Building an organised community through the Shamrock wash trough project in KZN
Kwanda Lande (on behalf of CORC)
Shamrock informal settlement at a Glance
Shamrock informal settlement is located along a portion of Amrisar Road and Gladiola Road in Belfort Estate suburb, northeast of Pietermaritzburg in Kwa-Zulu Natal. This informal settlement is located on municipal owned land and it contains single storey, stand-alone mud and timber shacks. The area is located along the flood line as a result this makes the settlement prone to flooding. The slope analysis for the settlement shows that the settlement is predominantly characterised by moderate to very steep slopes.
Shamrock informal settlement residents have lived in this settlement for more than 20 years without any adequate basic services. The community of 140 people was using one water tap and the nearby river as sources of water. The settlement location on steep slopes makes it difficult for residents to collect water. The settlement also lacks basic services like paved roads and walkways, which makes it even more difficult to collect water because roads that become muddy especially when it is raining. The distance to collect water that residents are expected to travel is also too long and difficult for old people.
The area’s close proximity to various primary and secondary schools and a college is one of the reasons people were attracted to Shamrock. In addition, a special needs school is located within a 30 minute walking radius. The residents of Shamrock were also attracted to the area because of job opportunities. This community is made of 52 structures, and a population of 140 people that migrated from rural areas of Kwa-Zulu Natal.

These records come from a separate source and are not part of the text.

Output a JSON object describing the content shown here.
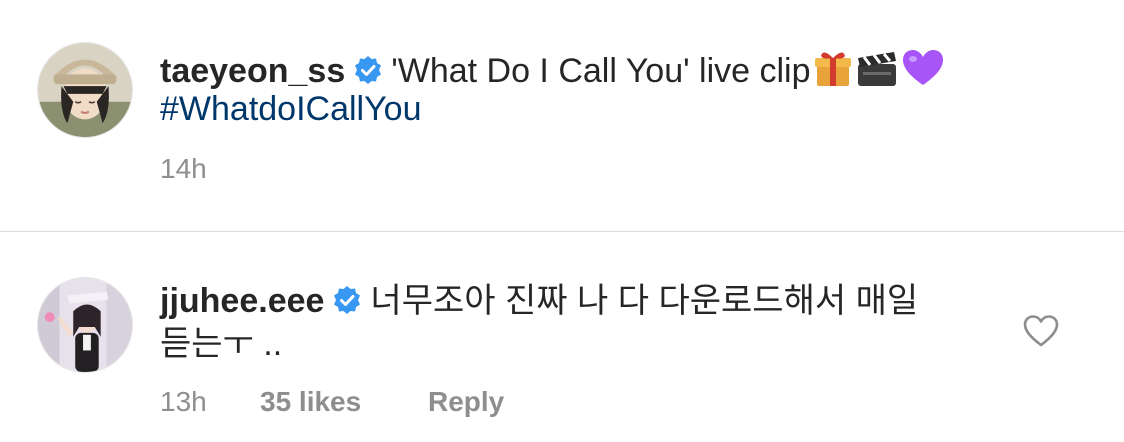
{
  "post": {
    "username": "taeyeon_ss",
    "caption": "'What Do I Call You'  live clip",
    "emojis": [
      "gift-icon",
      "clapperboard-icon",
      "purple-heart-icon"
    ],
    "hashtag": "#WhatdoICallYou",
    "timestamp": "14h"
  },
  "comment": {
    "username": "jjuhee.eee",
    "text_line1": "너무조아 진짜 나 다 다운로드해서 매일",
    "text_line2": "듣는ㅜ ..",
    "timestamp": "13h",
    "likes": "35 likes",
    "reply_label": "Reply"
  },
  "colors": {
    "primary_text": "#262626",
    "secondary_text": "#8e8e8e",
    "hashtag": "#00376b",
    "verified_badge": "#3897f0",
    "divider": "#dbdbdb"
  }
}
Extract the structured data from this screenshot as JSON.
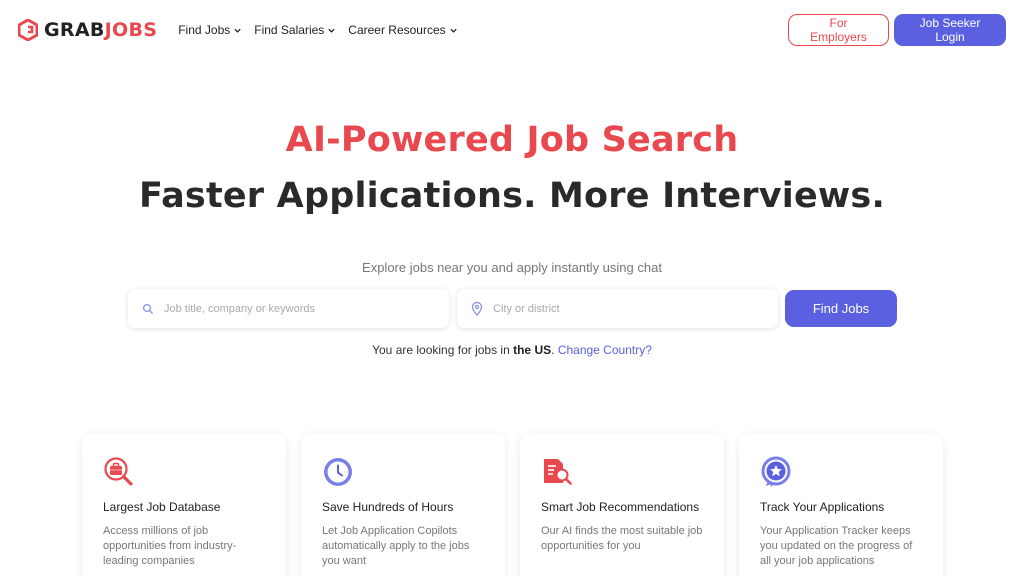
{
  "header": {
    "logo_grab": "GRAB",
    "logo_jobs": "JOBS",
    "nav": [
      {
        "label": "Find Jobs"
      },
      {
        "label": "Find Salaries"
      },
      {
        "label": "Career Resources"
      }
    ],
    "employers_label": "For Employers",
    "login_label": "Job Seeker Login"
  },
  "hero": {
    "title": "AI-Powered Job Search",
    "subtitle": "Faster Applications. More Interviews.",
    "description": "Explore jobs near you and apply instantly using chat"
  },
  "search": {
    "keywords_placeholder": "Job title, company or keywords",
    "keywords_value": "",
    "location_placeholder": "City or district",
    "location_value": "",
    "button_label": "Find Jobs"
  },
  "country": {
    "prefix": "You are looking for jobs in",
    "country": "the US",
    "suffix": ".",
    "change_label": "Change Country?"
  },
  "features": [
    {
      "icon": "job-database-icon",
      "title": "Largest Job Database",
      "description": "Access millions of job opportunities from industry-leading companies"
    },
    {
      "icon": "clock-icon",
      "title": "Save Hundreds of Hours",
      "description": "Let Job Application Copilots automatically apply to the jobs you want"
    },
    {
      "icon": "document-search-icon",
      "title": "Smart Job Recommendations",
      "description": "Our AI finds the most suitable job opportunities for you"
    },
    {
      "icon": "star-badge-icon",
      "title": "Track Your Applications",
      "description": "Your Application Tracker keeps you updated on the progress of all your job applications"
    }
  ],
  "colors": {
    "brand_red": "#e8484e",
    "brand_purple": "#5b60e0"
  }
}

The Shamrock wash trough Project
In 2013, FEDUP and ISN went to Shamrock and mobilised the community through starting a saving scheme. Prior the implementation of the Shamrock wash trough project in 2016, the community was mobilised through profiling and enumeration. This exercise was important, amongst other things to mobilise community member that were not part of the local saving scheme, and for the community to collective identify issues and solutions. The community identified an ablution and drainage system as one of their priorities and made a decision that they want a wash trough facility after some assistance from CORC technical team on different options to address their priorities and challenges.
The project implementation process of the wash trough commenced in 2016, and the project was completed in January 2018. However, the actual implementation of the wash trough took four days to be completed, in a period of two weekends (13-14 and 20-21 January 2018). One of the challenges that were experienced include that some community members did not participate in the implementation of the project. The reason is that these people felt that the project was only for people who are part of the local saving scheme. The community also had to change initial location of the wash trough, which was at the centre of the settlement. It was changed so that an elderly woman in a wheel chair would be able to access it too. The project was then moved closer to her shack, which is approximately 50m from the initial point.

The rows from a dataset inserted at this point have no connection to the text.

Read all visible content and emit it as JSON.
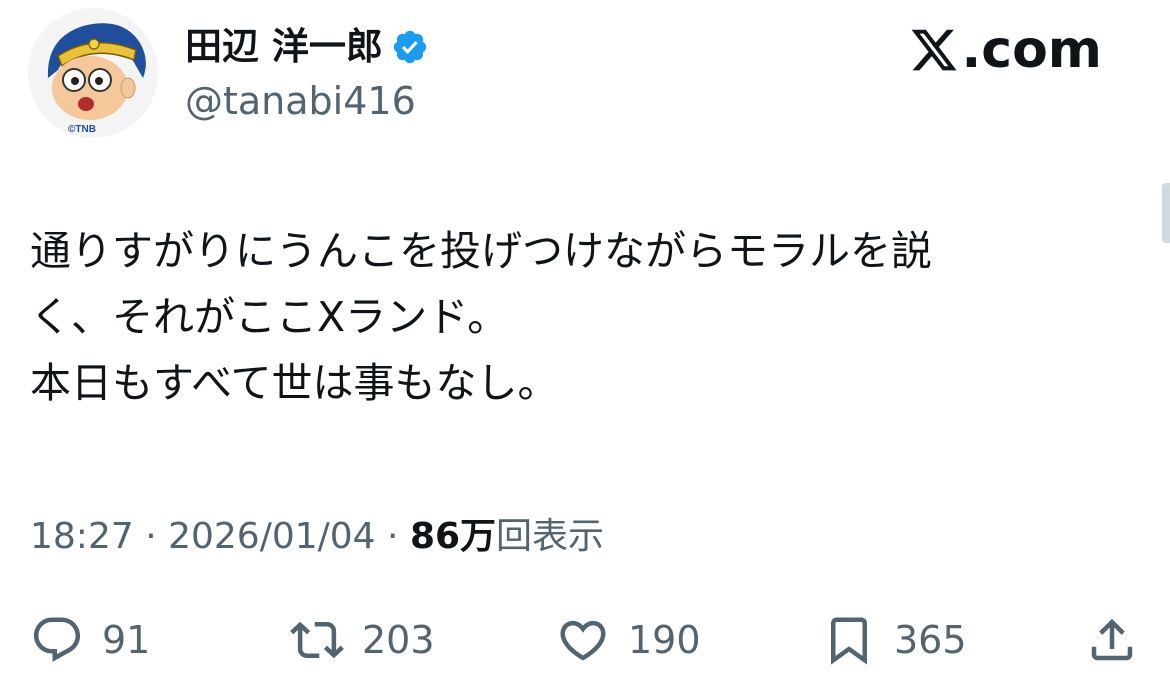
{
  "user": {
    "display_name": "田辺 洋一郎",
    "handle": "@tanabi416",
    "verified_icon": "verified-badge-icon",
    "avatar_label": "©TNB"
  },
  "brand": {
    "text": ".com",
    "logo_icon": "x-logo-icon"
  },
  "tweet": {
    "lines": [
      "通りすがりにうんこを投げつけながらモラルを説",
      "く、それがここXランド。",
      "本日もすべて世は事もなし。"
    ]
  },
  "meta": {
    "time": "18:27",
    "separator": " · ",
    "date": "2026/01/04",
    "views_number": "86万",
    "views_label": "回表示"
  },
  "actions": {
    "reply": {
      "icon": "reply-icon",
      "count": "91"
    },
    "repost": {
      "icon": "repost-icon",
      "count": "203"
    },
    "like": {
      "icon": "heart-icon",
      "count": "190"
    },
    "bookmark": {
      "icon": "bookmark-icon",
      "count": "365"
    },
    "share": {
      "icon": "share-icon"
    }
  },
  "colors": {
    "text": "#0f1419",
    "secondary": "#536471",
    "verified": "#1d9bf0"
  }
}
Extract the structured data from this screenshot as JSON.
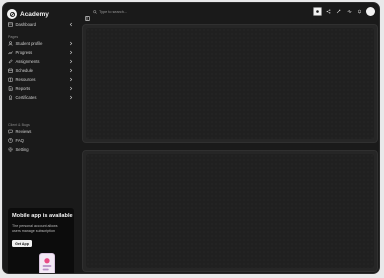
{
  "brand": {
    "name": "Academy"
  },
  "sidebar": {
    "top_item": {
      "label": "Dashboard"
    },
    "pages_label": "Pages",
    "pages": [
      {
        "label": "Student profile",
        "icon": "person-icon"
      },
      {
        "label": "Progress",
        "icon": "chart-icon"
      },
      {
        "label": "Assignments",
        "icon": "pencil-icon"
      },
      {
        "label": "Schedule",
        "icon": "calendar-icon"
      },
      {
        "label": "Resources",
        "icon": "book-icon"
      },
      {
        "label": "Reports",
        "icon": "document-icon"
      },
      {
        "label": "Certificates",
        "icon": "certificate-icon"
      }
    ],
    "client_label": "Client & Bugs",
    "client_items": [
      {
        "label": "Reviews",
        "icon": "chat-icon"
      },
      {
        "label": "FAQ",
        "icon": "question-icon"
      },
      {
        "label": "Setting",
        "icon": "gear-icon"
      }
    ]
  },
  "promo": {
    "title": "Mobile app is available",
    "description": "The personal account allows users manage subscription",
    "button_label": "Get App"
  },
  "topbar": {
    "search_placeholder": "Type to search..."
  },
  "colors": {
    "background": "#1a1a1a",
    "card": "#262626",
    "accent": "#f2f2f2"
  }
}
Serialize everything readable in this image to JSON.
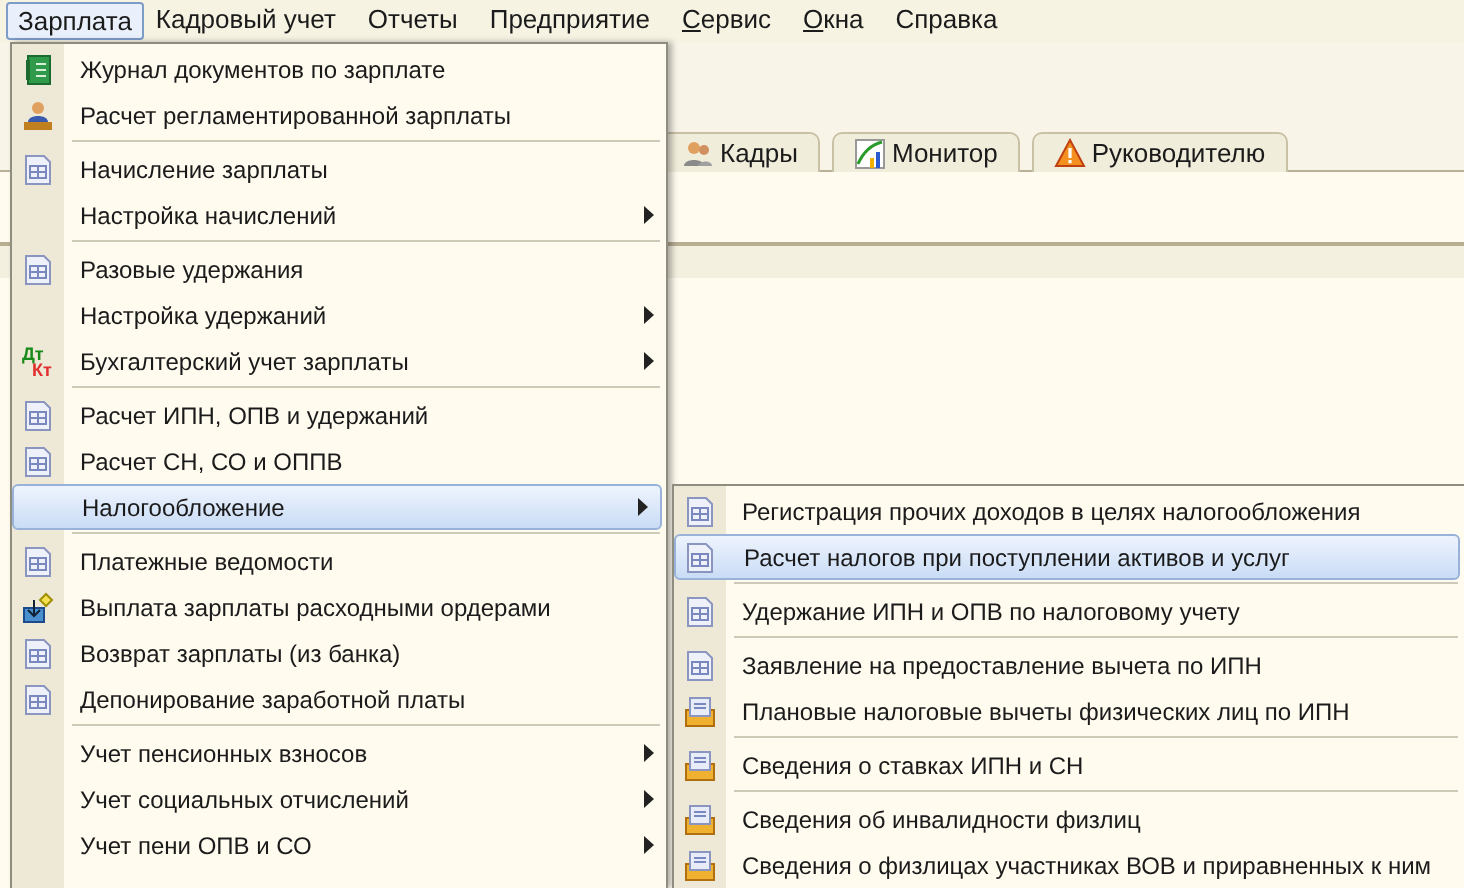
{
  "menubar": [
    {
      "label": "Зарплата",
      "selected": true,
      "underline_first": false
    },
    {
      "label": "Кадровый учет",
      "selected": false,
      "underline_first": false
    },
    {
      "label": "Отчеты",
      "selected": false,
      "underline_first": false
    },
    {
      "label": "Предприятие",
      "selected": false,
      "underline_first": false
    },
    {
      "label": "Сервис",
      "selected": false,
      "underline_first": true
    },
    {
      "label": "Окна",
      "selected": false,
      "underline_first": true
    },
    {
      "label": "Справка",
      "selected": false,
      "underline_first": false
    }
  ],
  "tabs": [
    {
      "label": "Кадры"
    },
    {
      "label": "Монитор"
    },
    {
      "label": "Руководителю"
    }
  ],
  "menu": {
    "items": [
      {
        "kind": "journal",
        "label": "Журнал документов по зарплате",
        "submenu": false,
        "selected": false
      },
      {
        "kind": "person",
        "label": "Расчет регламентированной зарплаты",
        "submenu": false,
        "selected": false
      },
      {
        "kind": "separator"
      },
      {
        "kind": "document",
        "label": "Начисление зарплаты",
        "submenu": false,
        "selected": false
      },
      {
        "kind": "plain",
        "label": "Настройка начислений",
        "submenu": true,
        "selected": false
      },
      {
        "kind": "separator"
      },
      {
        "kind": "document",
        "label": "Разовые удержания",
        "submenu": false,
        "selected": false
      },
      {
        "kind": "plain",
        "label": "Настройка удержаний",
        "submenu": true,
        "selected": false
      },
      {
        "kind": "debit-credit",
        "label": "Бухгалтерский учет зарплаты",
        "icon_text": [
          "Дт",
          "Кт"
        ],
        "submenu": true,
        "selected": false
      },
      {
        "kind": "separator"
      },
      {
        "kind": "document",
        "label": "Расчет ИПН, ОПВ и удержаний",
        "submenu": false,
        "selected": false
      },
      {
        "kind": "document",
        "label": "Расчет СН, СО и ОППВ",
        "submenu": false,
        "selected": false
      },
      {
        "kind": "plain",
        "label": "Налогообложение",
        "submenu": true,
        "selected": true
      },
      {
        "kind": "separator"
      },
      {
        "kind": "document",
        "label": "Платежные ведомости",
        "submenu": false,
        "selected": false
      },
      {
        "kind": "payout",
        "label": "Выплата зарплаты расходными ордерами",
        "submenu": false,
        "selected": false
      },
      {
        "kind": "document",
        "label": "Возврат зарплаты (из банка)",
        "submenu": false,
        "selected": false
      },
      {
        "kind": "document",
        "label": "Депонирование заработной платы",
        "submenu": false,
        "selected": false
      },
      {
        "kind": "separator"
      },
      {
        "kind": "plain",
        "label": "Учет пенсионных взносов",
        "submenu": true,
        "selected": false
      },
      {
        "kind": "plain",
        "label": "Учет социальных отчислений",
        "submenu": true,
        "selected": false
      },
      {
        "kind": "plain",
        "label": "Учет пени ОПВ и СО",
        "submenu": true,
        "selected": false
      }
    ]
  },
  "submenu": {
    "items": [
      {
        "kind": "document",
        "label": "Регистрация прочих доходов в целях налогообложения",
        "selected": false
      },
      {
        "kind": "document",
        "label": "Расчет налогов при поступлении активов и услуг",
        "selected": true
      },
      {
        "kind": "separator"
      },
      {
        "kind": "document",
        "label": "Удержание ИПН и ОПВ по налоговому учету",
        "selected": false
      },
      {
        "kind": "separator"
      },
      {
        "kind": "document",
        "label": "Заявление на предоставление вычета по ИПН",
        "selected": false
      },
      {
        "kind": "register",
        "label": "Плановые налоговые вычеты физических лиц по ИПН",
        "selected": false
      },
      {
        "kind": "separator"
      },
      {
        "kind": "register",
        "label": "Сведения о ставках ИПН и СН",
        "selected": false
      },
      {
        "kind": "separator"
      },
      {
        "kind": "register",
        "label": "Сведения об инвалидности физлиц",
        "selected": false
      },
      {
        "kind": "register",
        "label": "Сведения о физлицах участниках ВОВ и приравненных к ним",
        "selected": false
      }
    ]
  }
}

The total cost of the project was R6426.00. The community contributed 20% to the overall cost of this project from their savings scheme. As a result, not all the community members contributed to the project because not all members of the community were involved in savings. Msunduzi Local Municipality’s water and sanitation, and area based management departments contributed with the additional 80% of the overall cost and with some technical expertise, this include environmental studies.
The wash trough is helping the community, it is now very easy for people to wash their clothes. The community has six water taps in the wash trough, which they can use. People are now interested in the project, even those who did not indicate any interest when we started this project. Everyone is now using the facility and people are demonstrating some excitement now that they do not have to wait long lines or go to the river for water. Those who were rejecting the project, now that they see the benefits that it has brought, they are apologising, they are promising to be part of future projects and they also want to be part of the local saving scheme. Ndodeni Dengo (ISN regional coordinator)

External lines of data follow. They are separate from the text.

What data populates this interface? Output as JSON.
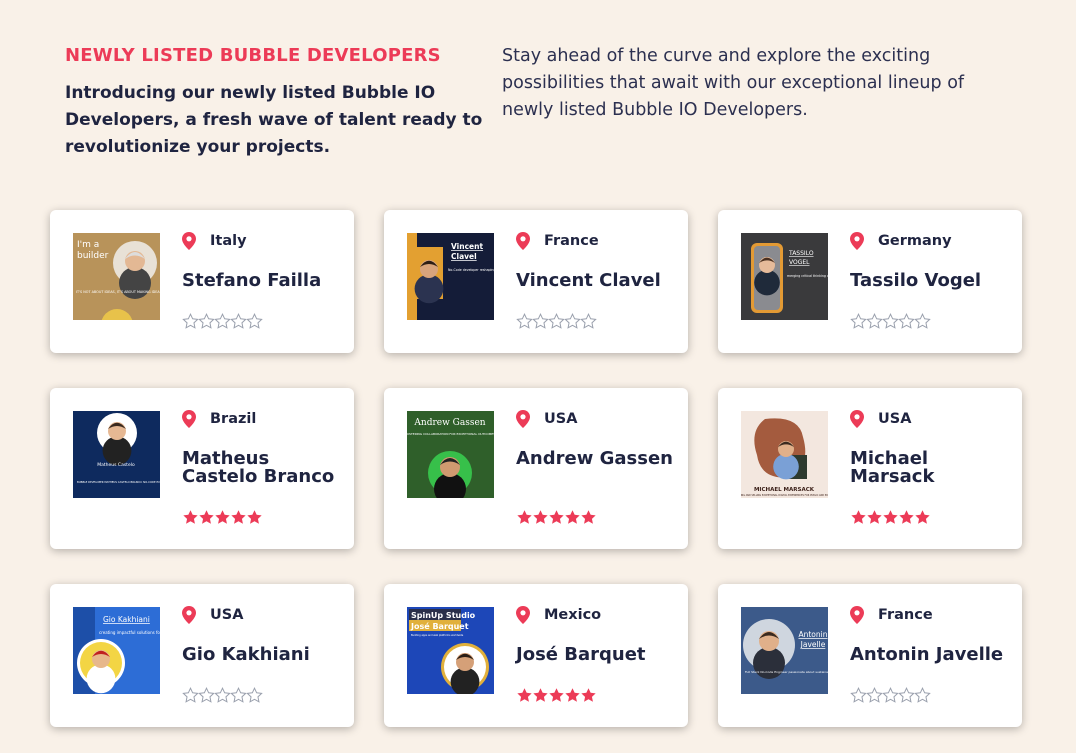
{
  "header": {
    "eyebrow": "NEWLY LISTED BUBBLE DEVELOPERS",
    "intro": "Introducing our newly listed Bubble IO Developers, a fresh wave of talent ready to revolutionize your projects.",
    "description": "Stay ahead of the curve and explore the exciting possibilities that await with our exceptional lineup of newly listed Bubble IO Developers."
  },
  "colors": {
    "accent": "#ec3b57",
    "background": "#f9f1e8",
    "text": "#1f2440"
  },
  "developers": [
    {
      "name": "Stefano Failla",
      "country": "Italy",
      "rating": 0,
      "thumb_text": [
        "I'm a",
        "builder",
        "IT'S NOT ABOUT IDEAS, IT'S ABOUT MAKING IDEAS HAPPEN"
      ]
    },
    {
      "name": "Vincent Clavel",
      "country": "France",
      "rating": 0,
      "thumb_text": [
        "Vincent",
        "Clavel",
        "No-Code developer reshaping digital presence of nonprofits and companies"
      ]
    },
    {
      "name": "Tassilo Vogel",
      "country": "Germany",
      "rating": 0,
      "thumb_text": [
        "TASSILO",
        "VOGEL",
        "merging critical thinking and quantitative skills with a visionary perspective"
      ]
    },
    {
      "name": "Matheus Castelo Branco",
      "country": "Brazil",
      "rating": 5,
      "thumb_text": [
        "Matheus Castelo",
        "BUBBLE DEVELOPER MATHEUS CASTELO BRANCO: NO-CODE EXPERTISE AND SOFTWARE INNOVATION"
      ]
    },
    {
      "name": "Andrew Gassen",
      "country": "USA",
      "rating": 5,
      "thumb_text": [
        "Andrew Gassen",
        "FOSTERING COLLABORATION FOR EXCEPTIONAL OUTCOMES"
      ]
    },
    {
      "name": "Michael Marsack",
      "country": "USA",
      "rating": 5,
      "thumb_text": [
        "MICHAEL MARSACK",
        "BUILDING AND SELLING EXCEPTIONAL DIGITAL EXPERIENCES FOR PUBLIC AND PRIVATE"
      ]
    },
    {
      "name": "Gio Kakhiani",
      "country": "USA",
      "rating": 0,
      "thumb_text": [
        "Gio Kakhiani",
        "creating impactful solutions for global challenges"
      ]
    },
    {
      "name": "José Barquet",
      "country": "Mexico",
      "rating": 5,
      "thumb_text": [
        "SpinUp Studio",
        "José Barquet",
        "Building apps and web platforms worldwide"
      ]
    },
    {
      "name": "Antonin Javelle",
      "country": "France",
      "rating": 0,
      "thumb_text": [
        "Antonin",
        "Javelle",
        "Full Stack No-Code Engineer passionate about sustainable agriculture and IT innovation"
      ]
    }
  ]
}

The success of mobilising the community of Shamrock informal settlement through the wash trough project also extends to neighbouring informal settlements. As part of the project, the community members and leaders from neighbouring informal settlements such as Crest place and Mayfair sent two community members to assist and observe. As a result, Crest Place has requested a similar project for their settlement. This community has also started contributing towards their project, which is planned to start soon.
The SA SDI Alliance has signed a Memorandum of Understanding (MoU) with the Msunduzi Local Municipality. However, there are challenges in terms of making this MoU work for both parties involved. As a result, FEDUP and ISN, want to use this project to showcase the ability of organised communities to the Municipality and other informal settlements.
The community of Shamrock has made their desire to improve this project known. They want to use the MoU signed with Msunduzi Local Municipality to add shelter, refuse removal, a table for children and other services. This will allow the community to use the wash trough facility even when it is raining, and that they could have a place for their children to do their schoolwork while their mothers are using the wash trough. The community also wish to do community gardening and install a grey water collection facility. Currently the municipality is being engaged by the community to request electricity.
Through this informal settlement-upgrading project, therefore, residents sharpened their ability to organise (through daily savings). This in turn contributed to building the community’s ability to engage other actors to continue incrementally upgrading their settlement. In this way poor communities want to demonstrate that they can use their projects to shift government policies and practices to the benefit of their communities.